The Top 10 Places to Ski and Snowboard in the Summer
Is ski season over in the moderate climes and you're still itching to hit the slopes? Check out these destinations South of the equator (or North enough) for summertime shredding.
Heading out the door? Read this article on the new Outside+ app available now on iOS devices for members! Download the app.
Some of us simply can’t get enough skiing in the five or so months of winter the northern U.S. has to offer. Fear not, there’s a whole other hemisphere in which it snows. To ski every month of the year, you may also need to head north to colder regions or super high in search of glaciers…unless you call skiing on patches of poop-hued snow the size of a city bus skiing. So in honor of never-ending winter and never-relenting powder hounds, the Powder Feed’s last blog post of the season offers the gift that keeps on giving: the top ten places to ski in summer. Don’t forget the sunscreen and happy turns.
Ski Portillo, Chile
One of the U.S. Ski Team’s favorite summer haunts, Portillo has killer steeps, wide-open alpine terrain, famed dry powder, plus views of Aconcagua and the glowing glacial Laguna del Inca. And because the resort famously only accommodates 450 people at a time, lift lines are virtually unheard of. The season runs June 19-Oct. 2.
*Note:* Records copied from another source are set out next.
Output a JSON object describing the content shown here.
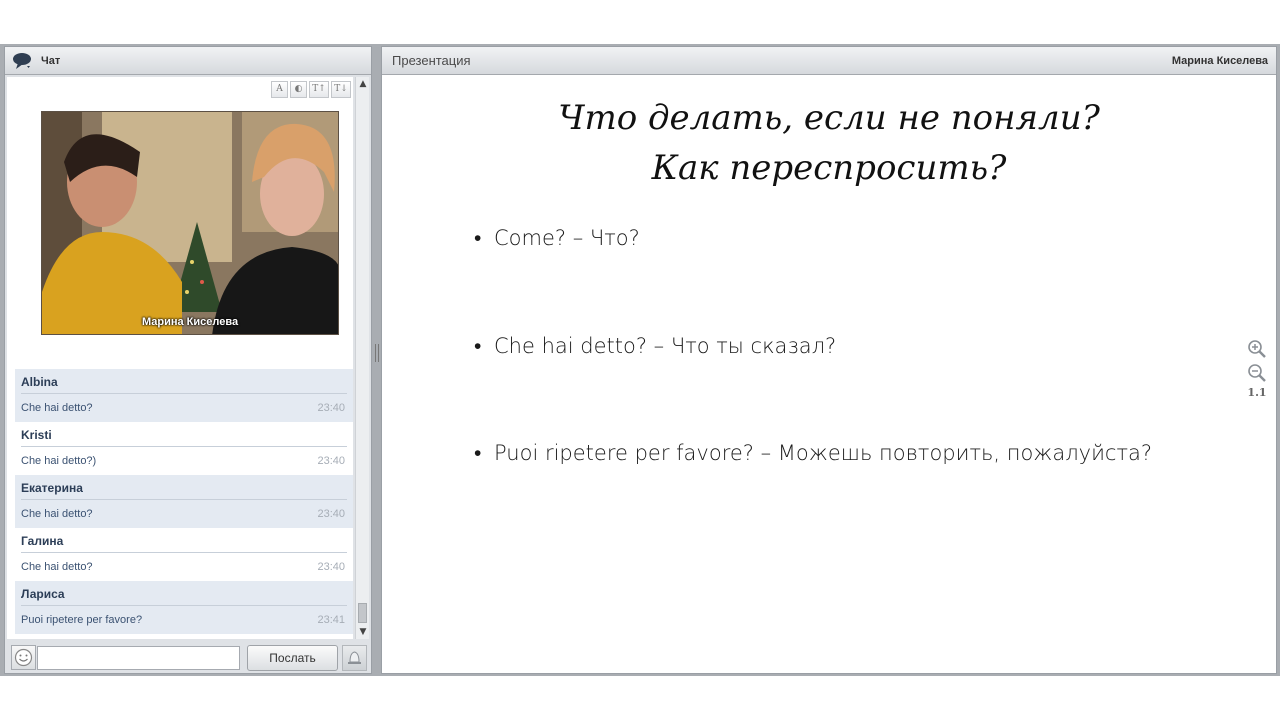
{
  "chat": {
    "title": "Чат",
    "tools": [
      "A",
      "◐",
      "T↑",
      "T↓"
    ],
    "video_name": "Марина Киселева",
    "messages": [
      {
        "author": "Albina",
        "text": "Che hai detto?",
        "time": "23:40"
      },
      {
        "author": "Kristi",
        "text": "Che hai detto?)",
        "time": "23:40"
      },
      {
        "author": "Екатерина",
        "text": "Che hai detto?",
        "time": "23:40"
      },
      {
        "author": "Галина",
        "text": "Che hai detto?",
        "time": "23:40"
      },
      {
        "author": "Лариса",
        "text": "Puoi ripetere per favore?",
        "time": "23:41"
      }
    ],
    "input_value": "",
    "send_label": "Послать",
    "icons": {
      "header": "speech-bubble-icon",
      "smiley": "smiley-icon",
      "bell": "bell-icon"
    }
  },
  "presentation": {
    "title": "Презентация",
    "presenter": "Марина Киселева",
    "slide": {
      "title_line1": "Что делать, если не поняли?",
      "title_line2": "Как переспросить?",
      "bullets": [
        "Come? – Что?",
        "Che hai detto? – Что ты сказал?",
        "Puoi ripetere per favore? – Можешь повторить, пожалуйста?"
      ]
    },
    "zoom_level": "1.1",
    "icons": {
      "zoom_in": "zoom-in-icon",
      "zoom_out": "zoom-out-icon"
    }
  }
}
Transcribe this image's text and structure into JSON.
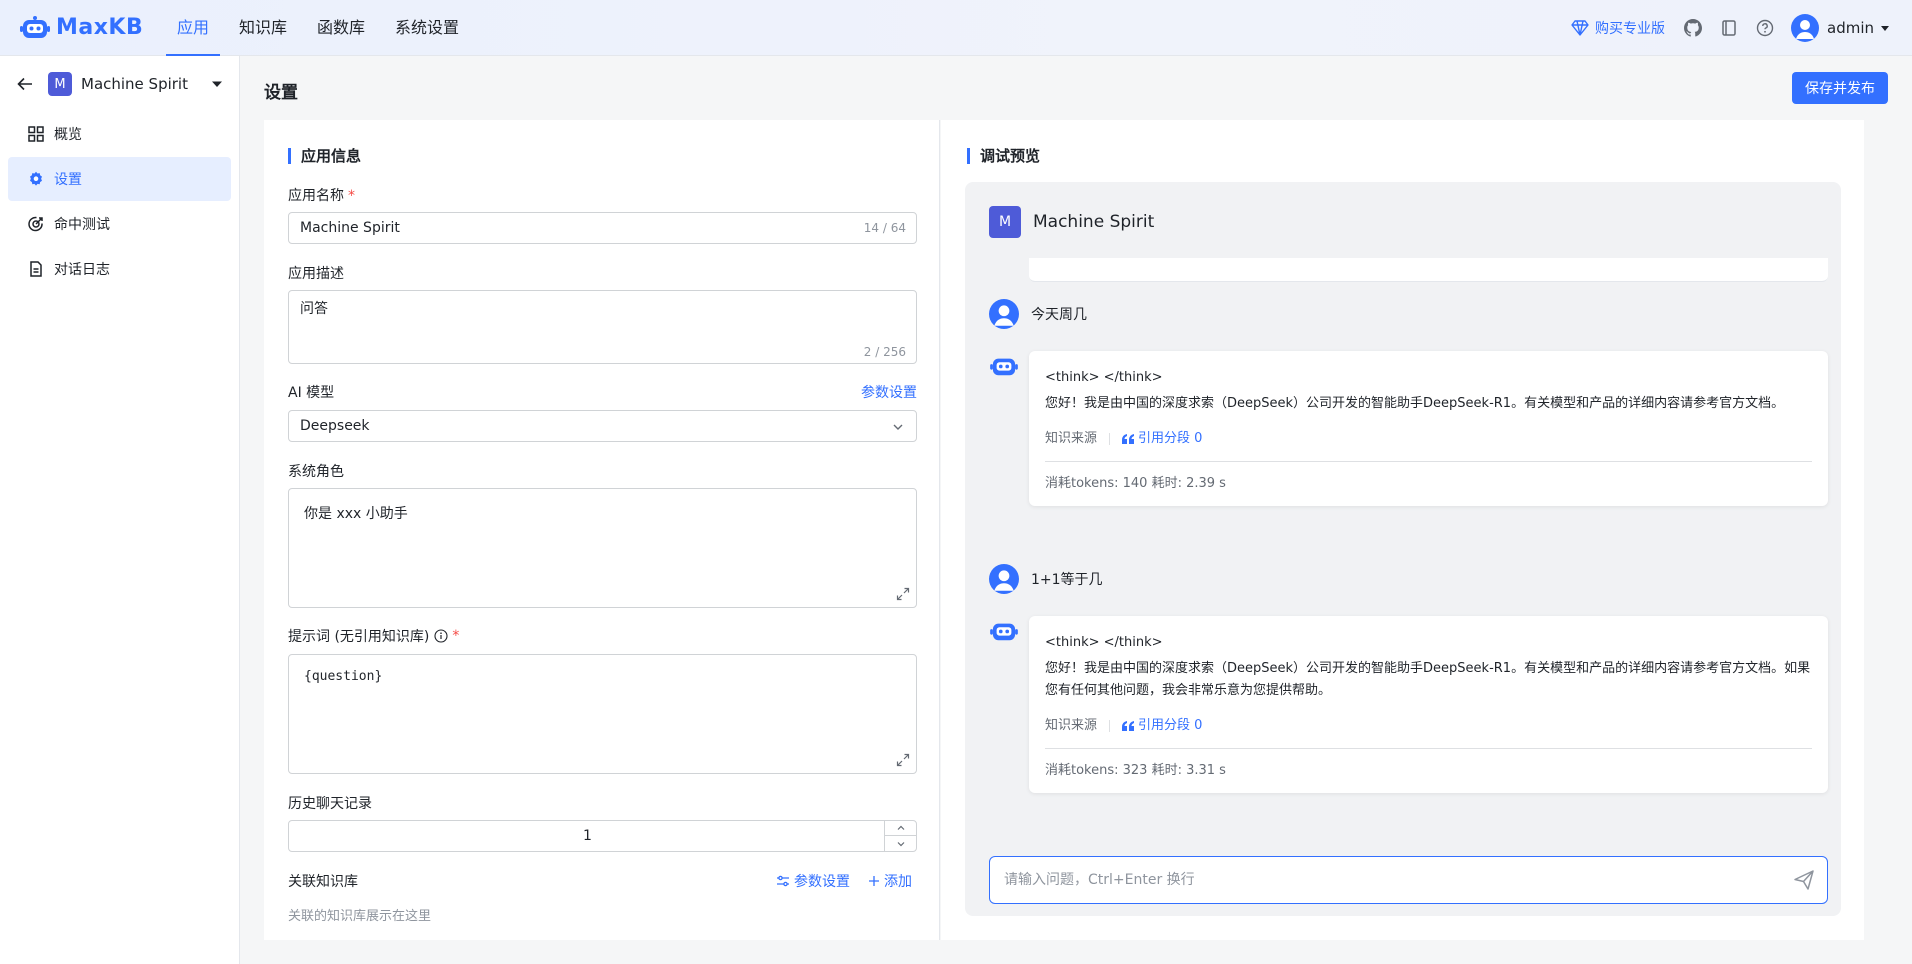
{
  "topbar": {
    "brand": "MaxKB",
    "nav": [
      "应用",
      "知识库",
      "函数库",
      "系统设置"
    ],
    "upgrade_label": "购买专业版",
    "username": "admin"
  },
  "sidebar": {
    "app_initial": "M",
    "app_name": "Machine Spirit",
    "items": [
      {
        "label": "概览",
        "icon": "grid-icon"
      },
      {
        "label": "设置",
        "icon": "gear-icon"
      },
      {
        "label": "命中测试",
        "icon": "target-icon"
      },
      {
        "label": "对话日志",
        "icon": "document-icon"
      }
    ]
  },
  "page": {
    "title": "设置",
    "publish_label": "保存并发布"
  },
  "form": {
    "section_title": "应用信息",
    "name_label": "应用名称",
    "name_value": "Machine Spirit",
    "name_count": "14 / 64",
    "desc_label": "应用描述",
    "desc_value": "问答",
    "desc_count": "2 / 256",
    "model_label": "AI 模型",
    "model_params_link": "参数设置",
    "model_value": "Deepseek",
    "role_label": "系统角色",
    "role_value": "你是 xxx 小助手",
    "prompt_label": "提示词 (无引用知识库)",
    "prompt_value": "{question}",
    "history_label": "历史聊天记录",
    "history_value": "1",
    "kb_label": "关联知识库",
    "kb_params_link": "参数设置",
    "kb_add_link": "添加",
    "kb_hint": "关联的知识库展示在这里"
  },
  "preview": {
    "section_title": "调试预览",
    "app_initial": "M",
    "app_name": "Machine Spirit",
    "messages": [
      {
        "question": "今天周几",
        "think": "<think> </think>",
        "answer": "您好！我是由中国的深度求索（DeepSeek）公司开发的智能助手DeepSeek-R1。有关模型和产品的详细内容请参考官方文档。",
        "source_label": "知识来源",
        "cite_label": "引用分段 0",
        "tokens": "消耗tokens: 140  耗时: 2.39 s"
      },
      {
        "question": "1+1等于几",
        "think": "<think> </think>",
        "answer": "您好！我是由中国的深度求索（DeepSeek）公司开发的智能助手DeepSeek-R1。有关模型和产品的详细内容请参考官方文档。如果您有任何其他问题，我会非常乐意为您提供帮助。",
        "source_label": "知识来源",
        "cite_label": "引用分段 0",
        "tokens": "消耗tokens: 323  耗时: 3.31 s"
      }
    ],
    "input_placeholder": "请输入问题，Ctrl+Enter 换行"
  }
}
Timberline Lodge & Ski Area, Mt. Hood, Oregon
Mt. Hood’s Palmer Snowfield retains schuss-worthy snow all year round, which is why Timberline stays open throughout the summer and claims the only year-round lift-served terrain in the country. Beware of the kid racers mach-ing down the hill.
While the rest of Europe is hitting the Greek isles, Zermatt’s Theodul glacier, just under the shadow of the Matterhorn, stays open for die-hard skiers (and European national ski team training) all summer. So sure they are of their high altitude and efficiently run ski area, those Swiss offer an “absolute snow guarantee.” Not bad.
Las Leñas, Argentina
If 50-degree chutes and ultra-dry powder happen to be your thing, rethink the beach vaca and consider Las Leñas. Situated at 7,400 feet about a 90-minute flight from Buenos Aires, it’s the epicenter of lift-served South American steeps, with rocky chutes and steep open bowls aplenty.
Valle Nevado, Chile
Less than 40 miles from Santiago, Valle Nevado is has helped place Chile solidly in the vanguard of South American skiing. And at 10,000 feet, snow tends to stick around quite nicely indeed.
Mt. Ruapehu, New Zealand
Comprised of two ski areas and some 2,600 acres—Whakapapa and Turoa—Ruapehu is the largest ski resort in New Zealand. That isn’t saying all that much actually, since the country’s resorts tend to be small. The good news is they have a lot of heart. Seriously. Kiwi skiers are anything if not enthusiastic, and the culture is less about attitude than goofiness and pure unadulterated fun.
Mt. Hutt, New Zealand
Mt. Hutt may not be very big—some 25 trails in fact—but it’s worth the trip just for the views. On a clear day, spot the Pacific stretching beyond the plains in one direction and the southern Alps in the other. A few double-black chutes, some hike-to terrain, and locals BBQ tailgating in the parking lot sweeten the pot.
Let’s be honest, Australia isn’t exactly renowned as a ski destination. But if you’re there already, you’ll find a novel ski experience at Thredbo. Situated on the flanks of the country’s tallest peak, Mt. Kosciuszko, Thredbo gets a mere 80 or so inches of snow a year, but the resort has the biggest snowmaking operation in the southern hemisphere. And who can argue with racing by exotic gum trees?
Blackcomb Glacier, British Columbia
It takes about 45 minutes, three lifts, and bus up to get to Blackcomb Glacier, but the combo of summer weather and soft glacier skiing is nothing short of brilliant. Watch all the tykes at summer camp, race a few lines yourself, then head off for the next activity in Whistler’s summer playground: downhill biking, hiking, or beer swilling at the base area?